Hubert was entitled to reasonable attorney fees since he prevailed in his defense as to whether he violated paragraph 4. Colucci argues that it is entitled to reasonable attorney fees because summary judgment was granted in its favor as to violating paragraph 4 of the covenants and because it contends that it did not violate paragraph 2 by subdividing its lots. The pertinent part of paragraph 6 of the covenants states as follows: “In addition to all other remedies recoverable by the aggrieved party bringing legal or equitable action hereunder, such party, if successful, shall be entitled to recover reasonable attorney fees and costs of litigation.” Appellants’ App. at 34. At a previous point in the covenants, they state that the right to enforce the provisions is “dedicated and reserved” to the owners of the parcels in the neighborhood. Id. at 33. The covenants continue and state that, “[a]ny party to whose benefit any one or more of these covenants . . . inure” may file a claim for the enforcement of such and recover “damages suffered by any violation of said covenants.” Id. Reading these sentences together, we conclude that an “aggrieved party” as stated in the covenants means an owner of a parcel of land in the neighborhood who proceeds to enforce any of the covenants and to recover for a violation of such. Therefore, Colucci is not an aggrieved party as contemplated by the covenants and is not entitled to attorney fees even though it may be ultimately successful in defending against the Landowners‟ claims. Further, although the trial court found that Hubert was entitled to attorney fees in its order on January 29, 2008, we conclude that this was error as Hubert was also not an aggrieved party as contemplated by the covenants and, therefore, not entitled to attorney fees. Additionally, because we affirm the trial court‟s conclusion that Colucci did not violate the covenants by

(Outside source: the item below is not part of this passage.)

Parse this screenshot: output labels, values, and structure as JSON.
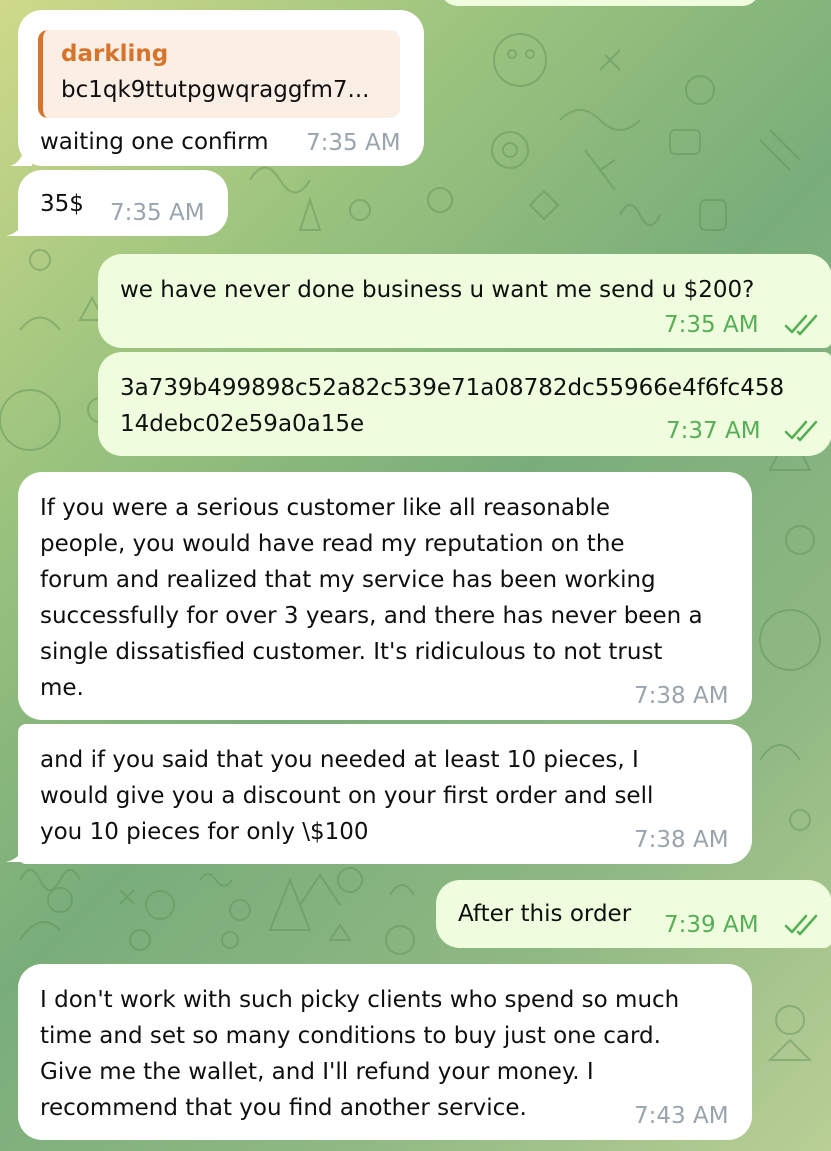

renting its cabins, find that there is an issue of material fact as to whether Colucci violated paragraph 4 of the covenants by maintaining a real estate office on his property, and reverse the trial court‟s conclusion that Colucci improperly subdivided his property in violation of paragraph 2, we conclude that the Landowners have not yet been successful in any of their claims against Colucci and are therefore not yet entitled to attorney fees. We reverse any part of the trial court‟s order that is contrary to this holding. Affirmed in part, reversed in part, and remanded. VAIDIK, J., and CRONE, J., concur.